Is it safe to use jars or cans that have frozen accidentally?
Cans or jars that freeze accidentally, such as those left in a car or basement in sub-zero temperatures, can present health problems.
Because the food inside expands when frozen, the pressure inside the jar will rise. When this happens the lid might get air inside. Not very safe to eat!
Do crystals in canned goods mean the food is not safe?
Canned food (usually seafood) often contains tiny pieces of a glass-like material. According to the U.S. Food and Drug Administration (FDA), these crystals pose no danger to consumers. Chemically known as magnesium ammonium phosphate, commonly called “struvite,” the crystals that form from some of the fish or shellfish’s natural constituents after they are commercially canned.
Can Pickles have Botulimia Bacteria?
Pickles are somewhat different because pickles work with vegetables, and vegetables are low-acid – which means they may develop Botulimia. But a pickle is a vegetable that has been covered with acidified brine, and that acid can either come from vinegar, that’s what we call a vinegar pickle or a quick pickle, or the acidity can be achieved through fermentation.
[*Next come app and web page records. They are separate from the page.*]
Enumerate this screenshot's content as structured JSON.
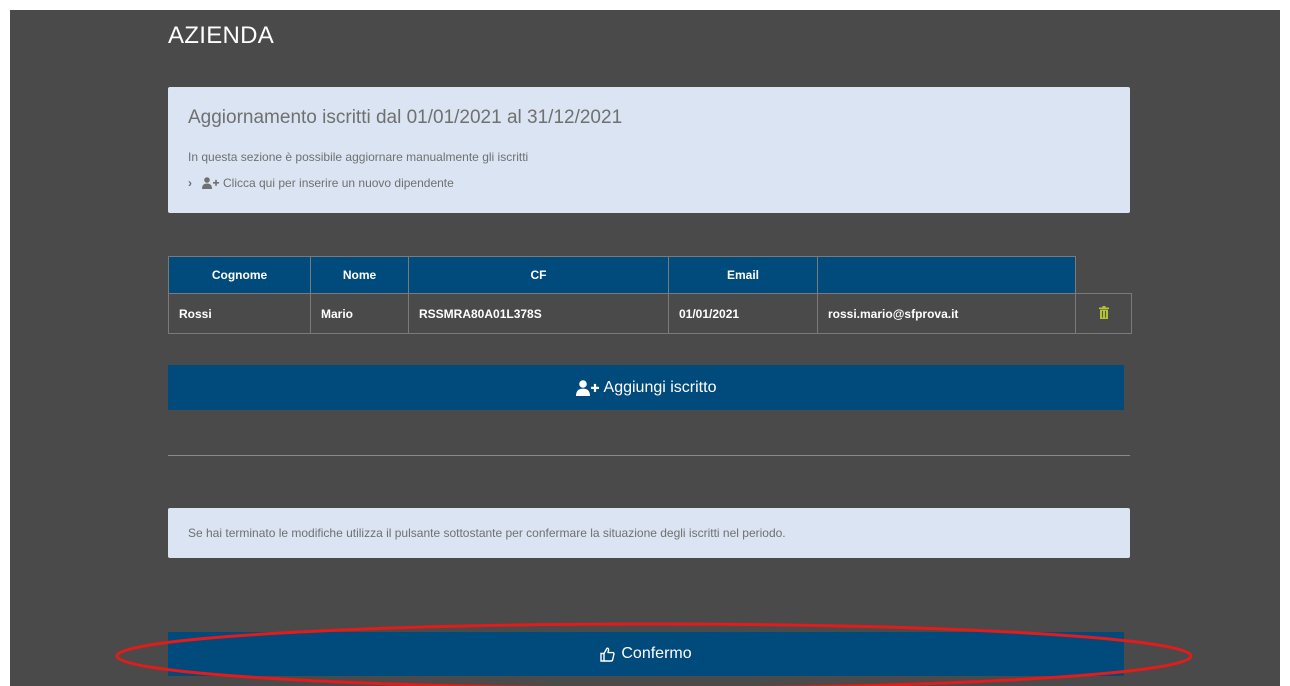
{
  "page": {
    "title": "AZIENDA"
  },
  "info": {
    "heading": "Aggiornamento iscritti dal 01/01/2021 al 31/12/2021",
    "description": "In questa sezione è possibile aggiornare manualmente gli iscritti",
    "add_link": "Clicca qui per inserire un nuovo dipendente"
  },
  "table": {
    "headers": [
      "Cognome",
      "Nome",
      "CF",
      "Email",
      ""
    ],
    "rows": [
      {
        "cognome": "Rossi",
        "nome": "Mario",
        "cf": "RSSMRA80A01L378S",
        "date": "01/01/2021",
        "email": "rossi.mario@sfprova.it"
      }
    ]
  },
  "actions": {
    "add_label": "Aggiungi iscritto",
    "confirm_label": "Confermo"
  },
  "note": {
    "text": "Se hai terminato le modifiche utilizza il pulsante sottostante per confermare la situazione degli iscritti nel periodo."
  },
  "icons": {
    "add_user": "user-plus-icon",
    "delete": "trash-icon",
    "confirm": "thumbs-up-icon",
    "expand": "chevron-right-icon"
  },
  "colors": {
    "panel_bg": "#4a4a4a",
    "primary": "#004a7c",
    "info_bg": "#dae4f2",
    "trash": "#b5c531",
    "highlight": "#e21b1b"
  }
}
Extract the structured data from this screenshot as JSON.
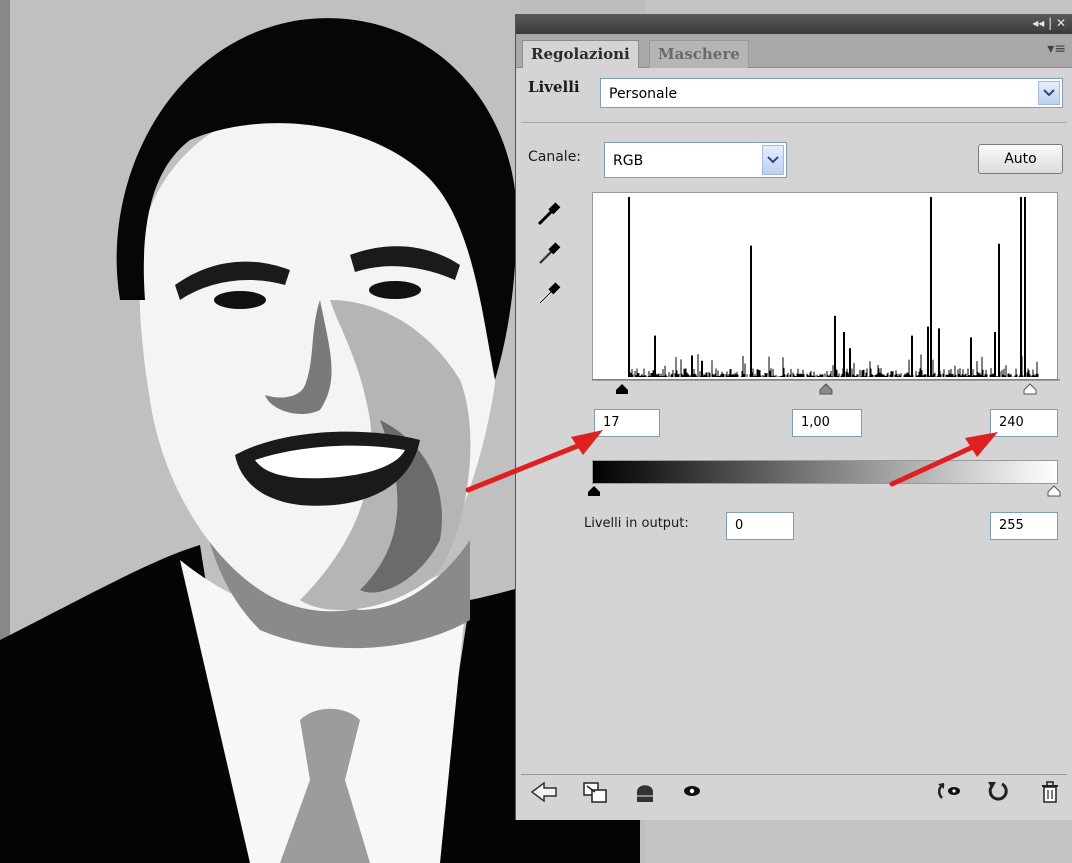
{
  "panel": {
    "tabs": [
      {
        "label": "Regolazioni",
        "active": true
      },
      {
        "label": "Maschere",
        "active": false
      }
    ],
    "adjustment_label": "Livelli",
    "preset_value": "Personale",
    "channel_label": "Canale:",
    "channel_value": "RGB",
    "auto_label": "Auto",
    "input_levels": {
      "black": "17",
      "gamma": "1,00",
      "white": "240"
    },
    "output_label": "Livelli in output:",
    "output_levels": {
      "black": "0",
      "white": "255"
    },
    "footer_icons": [
      "back-arrow-icon",
      "clip-to-layer-icon",
      "layer-visibility-mask-icon",
      "eye-icon",
      "view-previous-state-icon",
      "reset-icon",
      "trash-icon"
    ]
  },
  "colors": {
    "annotation_arrow": "#e02020",
    "panel_bg": "#d4d4d4"
  }
}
This is to say, the fermentation cycle produces enough acidity to eliminate the possibility of botulism thanks to the wonderful processes of this micro-environment in which official lactobacillus bacteria are doing their thing.
If I’m not sure about one… What if I boil the jar or the can before eating it, just to make sure?
No. This can help to remove most harmful items, but not the worst (botulimia). To destroy the bacteria, you can cook it out but it’s not the bacteria that will kill you. It is the toxin it leaves behind.
What jars are best for canning?
It’s necessary to use heavy duty jars that are made specifically for home canning.
The most popular option is “Mason” type jars, which are screwed shut with a threaded neck. Do not re-use the lids, after a lid has been pried off once a perfect fit can no longer be guaranteed. Several times, the jars themselves can be used, as long as the rims are perfectly smooth and there are no marks or cracks to prevent a full seal.
Do not use commercial jars, for home canning, such as empty peanut butter jars. Commercial jars are not large enough to be used safely. Although most of the times – it works.
Is it safe to eat canned foods that went through a flooding?
Contaminated bottles, after contact with water, may be a concern. Floodwater can contain sewage and waste from animals, oil, and other contaminants, including agricultural and industrial chemicals. The Food and Drug Administration ( FDA) advises throwing out anything that is not kept in a safe container after a storm, if there is a chance of contact.